Start of Block

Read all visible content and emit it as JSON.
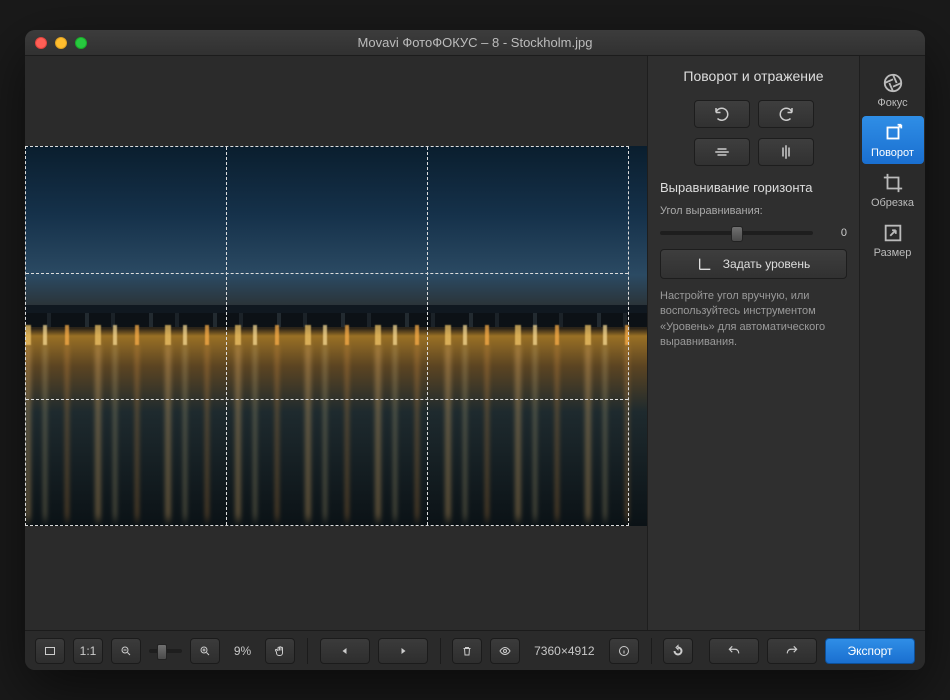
{
  "title": "Movavi ФотоФОКУС – 8 - Stockholm.jpg",
  "panel": {
    "title1": "Поворот и отражение",
    "title2": "Выравнивание горизонта",
    "angle_label": "Угол выравнивания:",
    "angle_value": "0",
    "level_button": "Задать уровень",
    "hint": "Настройте угол вручную, или воспользуйтесь инструментом «Уровень» для автоматического выравнивания."
  },
  "rail": {
    "focus": "Фокус",
    "rotate": "Поворот",
    "crop": "Обрезка",
    "resize": "Размер"
  },
  "bottom": {
    "fit_label": "1:1",
    "zoom_pct": "9%",
    "dimensions": "7360×4912",
    "export": "Экспорт"
  }
}
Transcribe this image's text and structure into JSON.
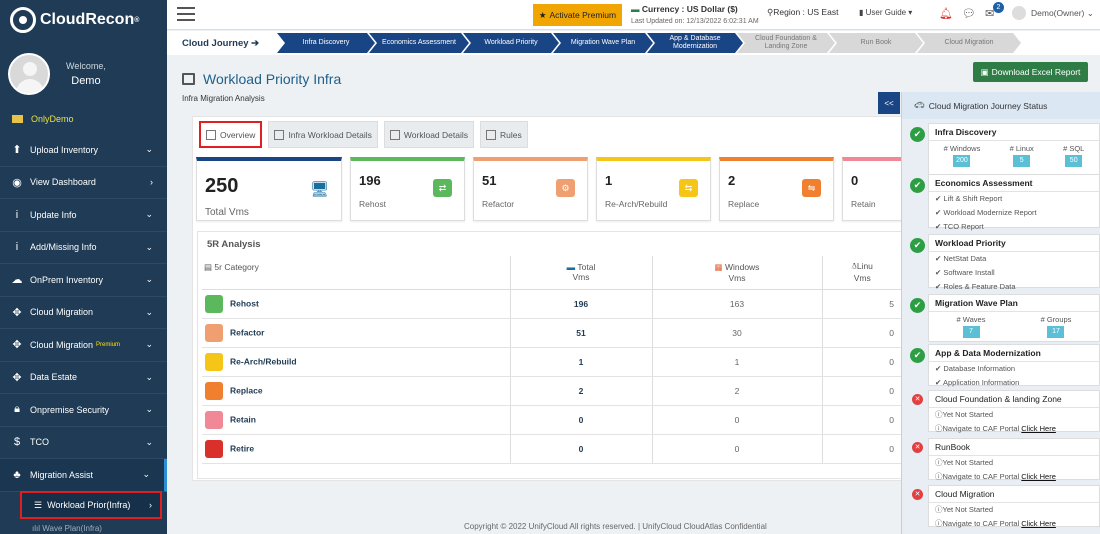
{
  "brand": {
    "name": "CloudRecon",
    "mark": "®"
  },
  "profile": {
    "welcome": "Welcome,",
    "name": "Demo"
  },
  "sidebar": {
    "folder": "OnlyDemo",
    "items": [
      {
        "label": "Upload Inventory",
        "icon": "upload-icon",
        "chevron": "⌄"
      },
      {
        "label": "View Dashboard",
        "icon": "dashboard-icon",
        "chevron": "›"
      },
      {
        "label": "Update Info",
        "icon": "info-icon",
        "chevron": "⌄"
      },
      {
        "label": "Add/Missing Info",
        "icon": "info-icon",
        "chevron": "⌄"
      },
      {
        "label": "OnPrem Inventory",
        "icon": "cloud-icon",
        "chevron": "⌄"
      },
      {
        "label": "Cloud Migration",
        "icon": "move-icon",
        "chevron": "⌄"
      },
      {
        "label": "Cloud Migration",
        "icon": "move-icon",
        "chevron": "⌄",
        "badge": "Premium"
      },
      {
        "label": "Data Estate",
        "icon": "move-icon",
        "chevron": "⌄"
      },
      {
        "label": "Onpremise Security",
        "icon": "lock-icon",
        "chevron": "⌄"
      },
      {
        "label": "TCO",
        "icon": "dollar-icon",
        "chevron": "⌄"
      },
      {
        "label": "Migration Assist",
        "icon": "migration-icon",
        "chevron": "⌄"
      }
    ],
    "active_sub": "Workload Prior(Infra)",
    "next_sub": "Wave Plan(Infra)"
  },
  "topbar": {
    "premium_button": "Activate Premium",
    "currency_label": "Currency : US Dollar ($)",
    "last_updated": "Last Updated on: 12/13/2022 6:02:31 AM",
    "region": "Region : US East",
    "user_guide": "User Guide ▾",
    "notification_count": "2",
    "user": "Demo(Owner) ⌄"
  },
  "journey": {
    "label": "Cloud Journey ➔",
    "steps": [
      {
        "label": "Infra Discovery",
        "state": "done"
      },
      {
        "label": "Economics Assessment",
        "state": "done"
      },
      {
        "label": "Workload Priority",
        "state": "done"
      },
      {
        "label": "Migration Wave Plan",
        "state": "done"
      },
      {
        "label": "App & Database Modernization",
        "state": "done"
      },
      {
        "label": "Cloud Foundation & Landing Zone",
        "state": "todo"
      },
      {
        "label": "Run Book",
        "state": "todo"
      },
      {
        "label": "Cloud Migration",
        "state": "todo"
      }
    ]
  },
  "page": {
    "title": "Workload Priority Infra",
    "subtitle": "Infra Migration Analysis",
    "excel_button": "Download Excel Report",
    "collapse_button": "<<"
  },
  "tabs": [
    "Overview",
    "Infra Workload Details",
    "Workload Details",
    "Rules"
  ],
  "stats": [
    {
      "value": "250",
      "label": "Total Vms",
      "color": "#1a4585"
    },
    {
      "value": "196",
      "label": "Rehost",
      "color": "#5cb85c"
    },
    {
      "value": "51",
      "label": "Refactor",
      "color": "#f0a070"
    },
    {
      "value": "1",
      "label": "Re-Arch/Rebuild",
      "color": "#f5c518"
    },
    {
      "value": "2",
      "label": "Replace",
      "color": "#f08030"
    },
    {
      "value": "0",
      "label": "Retain",
      "color": "#f08898"
    }
  ],
  "analysis": {
    "title": "5R Analysis",
    "headers": {
      "category": "5r Category",
      "total": "Total",
      "total_sub": "Vms",
      "windows": "Windows",
      "windows_sub": "Vms",
      "linux": "Linu",
      "linux_sub": "Vms"
    },
    "rows": [
      {
        "name": "Rehost",
        "total": "196",
        "windows": "163",
        "linux": "5",
        "color": "#5cb85c"
      },
      {
        "name": "Refactor",
        "total": "51",
        "windows": "30",
        "linux": "0",
        "color": "#f0a070"
      },
      {
        "name": "Re-Arch/Rebuild",
        "total": "1",
        "windows": "1",
        "linux": "0",
        "color": "#f5c518"
      },
      {
        "name": "Replace",
        "total": "2",
        "windows": "2",
        "linux": "0",
        "color": "#f08030"
      },
      {
        "name": "Retain",
        "total": "0",
        "windows": "0",
        "linux": "0",
        "color": "#f08898"
      },
      {
        "name": "Retire",
        "total": "0",
        "windows": "0",
        "linux": "0",
        "color": "#d9302c"
      }
    ]
  },
  "footer": "Copyright © 2022 UnifyCloud All rights reserved.   |  UnifyCloud CloudAtlas Confidential",
  "panel": {
    "title": "Cloud Migration Journey Status",
    "infra": {
      "title": "Infra Discovery",
      "labels": [
        "# Windows",
        "# Linux",
        "# SQL"
      ],
      "values": [
        "200",
        "5",
        "50"
      ]
    },
    "economics": {
      "title": "Economics Assessment",
      "items": [
        "Lift & Shift Report",
        "Workload Modernize Report",
        "TCO Report"
      ]
    },
    "workload": {
      "title": "Workload Priority",
      "items": [
        "NetStat Data",
        "Software Install",
        "Roles & Feature Data"
      ]
    },
    "wave": {
      "title": "Migration Wave Plan",
      "labels": [
        "# Waves",
        "# Groups"
      ],
      "values": [
        "7",
        "17"
      ]
    },
    "app": {
      "title": "App & Data Modernization",
      "items": [
        "Database Information",
        "Application Information"
      ]
    },
    "pending": [
      {
        "title": "Cloud Foundation & landing Zone",
        "status": "Yet Not Started",
        "nav": "Navigate to CAF Portal ",
        "link": "Click Here"
      },
      {
        "title": "RunBook",
        "status": "Yet Not Started",
        "nav": "Navigate to CAF Portal ",
        "link": "Click Here"
      },
      {
        "title": "Cloud Migration",
        "status": "Yet Not Started",
        "nav": "Navigate to CAF Portal ",
        "link": "Click Here"
      }
    ]
  }
}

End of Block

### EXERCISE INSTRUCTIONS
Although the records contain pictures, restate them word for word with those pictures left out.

### EXERCISE RESULT
Read all visible content and emit it as JSON.
{
  "title": "Movavi ФотоФОКУС – 8 - Stockholm.jpg",
  "panel": {
    "title1": "Поворот и отражение",
    "title2": "Выравнивание горизонта",
    "angle_label": "Угол выравнивания:",
    "angle_value": "0",
    "level_button": "Задать уровень",
    "hint": "Настройте угол вручную, или воспользуйтесь инструментом «Уровень» для автоматического выравнивания."
  },
  "rail": {
    "focus": "Фокус",
    "rotate": "Поворот",
    "crop": "Обрезка",
    "resize": "Размер"
  },
  "bottom": {
    "fit_label": "1:1",
    "zoom_pct": "9%",
    "dimensions": "7360×4912",
    "export": "Экспорт"
  }
}
Transcribe this image's text and structure into JSON.
{
  "brand": {
    "name": "CloudRecon",
    "mark": "®"
  },
  "profile": {
    "welcome": "Welcome,",
    "name": "Demo"
  },
  "sidebar": {
    "folder": "OnlyDemo",
    "items": [
      {
        "label": "Upload Inventory",
        "icon": "upload-icon",
        "chevron": "⌄"
      },
      {
        "label": "View Dashboard",
        "icon": "dashboard-icon",
        "chevron": "›"
      },
      {
        "label": "Update Info",
        "icon": "info-icon",
        "chevron": "⌄"
      },
      {
        "label": "Add/Missing Info",
        "icon": "info-icon",
        "chevron": "⌄"
      },
      {
        "label": "OnPrem Inventory",
        "icon": "cloud-icon",
        "chevron": "⌄"
      },
      {
        "label": "Cloud Migration",
        "icon": "move-icon",
        "chevron": "⌄"
      },
      {
        "label": "Cloud Migration",
        "icon": "move-icon",
        "chevron": "⌄",
        "badge": "Premium"
      },
      {
        "label": "Data Estate",
        "icon": "move-icon",
        "chevron": "⌄"
      },
      {
        "label": "Onpremise Security",
        "icon": "lock-icon",
        "chevron": "⌄"
      },
      {
        "label": "TCO",
        "icon": "dollar-icon",
        "chevron": "⌄"
      },
      {
        "label": "Migration Assist",
        "icon": "migration-icon",
        "chevron": "⌄"
      }
    ],
    "active_sub": "Workload Prior(Infra)",
    "next_sub": "Wave Plan(Infra)"
  },
  "topbar": {
    "premium_button": "Activate Premium",
    "currency_label": "Currency : US Dollar ($)",
    "last_updated": "Last Updated on: 12/13/2022 6:02:31 AM",
    "region": "Region : US East",
    "user_guide": "User Guide ▾",
    "notification_count": "2",
    "user": "Demo(Owner) ⌄"
  },
  "journey": {
    "label": "Cloud Journey ➔",
    "steps": [
      {
        "label": "Infra Discovery",
        "state": "done"
      },
      {
        "label": "Economics Assessment",
        "state": "done"
      },
      {
        "label": "Workload Priority",
        "state": "done"
      },
      {
        "label": "Migration Wave Plan",
        "state": "done"
      },
      {
        "label": "App & Database Modernization",
        "state": "done"
      },
      {
        "label": "Cloud Foundation & Landing Zone",
        "state": "todo"
      },
      {
        "label": "Run Book",
        "state": "todo"
      },
      {
        "label": "Cloud Migration",
        "state": "todo"
      }
    ]
  },
  "page": {
    "title": "Workload Priority Infra",
    "subtitle": "Infra Migration Analysis",
    "excel_button": "Download Excel Report",
    "collapse_button": "<<"
  },
  "tabs": [
    "Overview",
    "Infra Workload Details",
    "Workload Details",
    "Rules"
  ],
  "stats": [
    {
      "value": "250",
      "label": "Total Vms",
      "color": "#1a4585"
    },
    {
      "value": "196",
      "label": "Rehost",
      "color": "#5cb85c"
    },
    {
      "value": "51",
      "label": "Refactor",
      "color": "#f0a070"
    },
    {
      "value": "1",
      "label": "Re-Arch/Rebuild",
      "color": "#f5c518"
    },
    {
      "value": "2",
      "label": "Replace",
      "color": "#f08030"
    },
    {
      "value": "0",
      "label": "Retain",
      "color": "#f08898"
    }
  ],
  "analysis": {
    "title": "5R Analysis",
    "headers": {
      "category": "5r Category",
      "total": "Total",
      "total_sub": "Vms",
      "windows": "Windows",
      "windows_sub": "Vms",
      "linux": "Linu",
      "linux_sub": "Vms"
    },
    "rows": [
      {
        "name": "Rehost",
        "total": "196",
        "windows": "163",
        "linux": "5",
        "color": "#5cb85c"
      },
      {
        "name": "Refactor",
        "total": "51",
        "windows": "30",
        "linux": "0",
        "color": "#f0a070"
      },
      {
        "name": "Re-Arch/Rebuild",
        "total": "1",
        "windows": "1",
        "linux": "0",
        "color": "#f5c518"
      },
      {
        "name": "Replace",
        "total": "2",
        "windows": "2",
        "linux": "0",
        "color": "#f08030"
      },
      {
        "name": "Retain",
        "total": "0",
        "windows": "0",
        "linux": "0",
        "color": "#f08898"
      },
      {
        "name": "Retire",
        "total": "0",
        "windows": "0",
        "linux": "0",
        "color": "#d9302c"
      }
    ]
  },
  "footer": "Copyright © 2022 UnifyCloud All rights reserved.   |  UnifyCloud CloudAtlas Confidential",
  "panel": {
    "title": "Cloud Migration Journey Status",
    "infra": {
      "title": "Infra Discovery",
      "labels": [
        "# Windows",
        "# Linux",
        "# SQL"
      ],
      "values": [
        "200",
        "5",
        "50"
      ]
    },
    "economics": {
      "title": "Economics Assessment",
      "items": [
        "Lift & Shift Report",
        "Workload Modernize Report",
        "TCO Report"
      ]
    },
    "workload": {
      "title": "Workload Priority",
      "items": [
        "NetStat Data",
        "Software Install",
        "Roles & Feature Data"
      ]
    },
    "wave": {
      "title": "Migration Wave Plan",
      "labels": [
        "# Waves",
        "# Groups"
      ],
      "values": [
        "7",
        "17"
      ]
    },
    "app": {
      "title": "App & Data Modernization",
      "items": [
        "Database Information",
        "Application Information"
      ]
    },
    "pending": [
      {
        "title": "Cloud Foundation & landing Zone",
        "status": "Yet Not Started",
        "nav": "Navigate to CAF Portal ",
        "link": "Click Here"
      },
      {
        "title": "RunBook",
        "status": "Yet Not Started",
        "nav": "Navigate to CAF Portal ",
        "link": "Click Here"
      },
      {
        "title": "Cloud Migration",
        "status": "Yet Not Started",
        "nav": "Navigate to CAF Portal ",
        "link": "Click Here"
      }
    ]
  }
}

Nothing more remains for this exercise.